_YOUR TASK_: Could you work out how many lines of the material below hold "Interop"? Only the number is needed.

_RECORDS FOR THIS EXERCISE_:
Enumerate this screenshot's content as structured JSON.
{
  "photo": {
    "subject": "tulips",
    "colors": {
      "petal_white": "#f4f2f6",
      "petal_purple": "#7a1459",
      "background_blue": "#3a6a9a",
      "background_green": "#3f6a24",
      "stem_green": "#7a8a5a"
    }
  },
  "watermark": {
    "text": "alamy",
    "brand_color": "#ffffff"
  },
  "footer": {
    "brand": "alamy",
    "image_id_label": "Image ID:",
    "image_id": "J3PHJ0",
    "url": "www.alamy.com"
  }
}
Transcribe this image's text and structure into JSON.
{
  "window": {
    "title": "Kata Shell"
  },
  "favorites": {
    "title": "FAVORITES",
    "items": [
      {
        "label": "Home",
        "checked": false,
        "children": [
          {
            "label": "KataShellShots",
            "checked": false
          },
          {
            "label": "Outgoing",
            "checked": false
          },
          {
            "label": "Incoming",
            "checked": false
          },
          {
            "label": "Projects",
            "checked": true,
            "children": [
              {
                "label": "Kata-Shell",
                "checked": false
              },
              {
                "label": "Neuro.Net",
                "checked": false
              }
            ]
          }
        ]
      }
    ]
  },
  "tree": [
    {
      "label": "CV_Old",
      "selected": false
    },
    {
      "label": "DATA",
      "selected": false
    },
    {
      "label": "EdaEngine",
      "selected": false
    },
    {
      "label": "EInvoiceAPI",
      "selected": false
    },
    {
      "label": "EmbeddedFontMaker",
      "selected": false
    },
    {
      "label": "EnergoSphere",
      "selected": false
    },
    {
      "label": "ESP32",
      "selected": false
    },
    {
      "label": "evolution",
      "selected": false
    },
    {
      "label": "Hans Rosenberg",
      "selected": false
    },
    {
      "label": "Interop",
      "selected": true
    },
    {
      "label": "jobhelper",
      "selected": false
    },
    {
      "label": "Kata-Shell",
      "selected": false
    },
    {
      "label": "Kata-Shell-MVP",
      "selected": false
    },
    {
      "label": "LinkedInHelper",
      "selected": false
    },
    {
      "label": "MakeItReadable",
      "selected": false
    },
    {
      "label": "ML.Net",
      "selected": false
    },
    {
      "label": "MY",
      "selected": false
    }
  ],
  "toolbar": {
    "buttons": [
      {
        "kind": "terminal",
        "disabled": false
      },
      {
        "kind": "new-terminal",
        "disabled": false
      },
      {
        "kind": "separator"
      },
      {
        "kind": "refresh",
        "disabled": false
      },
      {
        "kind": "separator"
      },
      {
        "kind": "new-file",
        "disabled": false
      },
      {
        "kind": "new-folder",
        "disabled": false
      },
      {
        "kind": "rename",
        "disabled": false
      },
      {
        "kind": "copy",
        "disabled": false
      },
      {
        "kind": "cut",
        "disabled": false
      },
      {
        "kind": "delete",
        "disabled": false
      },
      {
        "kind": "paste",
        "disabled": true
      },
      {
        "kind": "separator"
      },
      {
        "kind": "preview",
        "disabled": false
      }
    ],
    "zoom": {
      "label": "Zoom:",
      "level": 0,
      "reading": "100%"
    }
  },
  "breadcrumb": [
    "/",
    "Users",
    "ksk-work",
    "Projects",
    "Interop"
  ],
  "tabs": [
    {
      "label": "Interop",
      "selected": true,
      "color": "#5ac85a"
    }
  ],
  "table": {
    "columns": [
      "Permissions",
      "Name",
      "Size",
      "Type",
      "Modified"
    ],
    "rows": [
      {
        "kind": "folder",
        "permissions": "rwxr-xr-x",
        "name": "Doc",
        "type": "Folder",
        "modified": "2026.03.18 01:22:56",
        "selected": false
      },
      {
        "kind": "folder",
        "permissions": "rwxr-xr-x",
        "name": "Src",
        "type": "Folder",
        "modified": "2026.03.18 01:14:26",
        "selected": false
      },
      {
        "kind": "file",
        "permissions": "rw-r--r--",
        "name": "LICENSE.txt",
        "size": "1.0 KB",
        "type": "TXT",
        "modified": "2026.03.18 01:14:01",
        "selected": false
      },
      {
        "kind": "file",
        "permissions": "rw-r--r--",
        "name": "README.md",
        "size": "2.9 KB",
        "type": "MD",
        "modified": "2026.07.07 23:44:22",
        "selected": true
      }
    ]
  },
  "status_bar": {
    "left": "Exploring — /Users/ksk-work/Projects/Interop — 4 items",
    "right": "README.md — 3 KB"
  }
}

_YOUR SOLUTION_: 4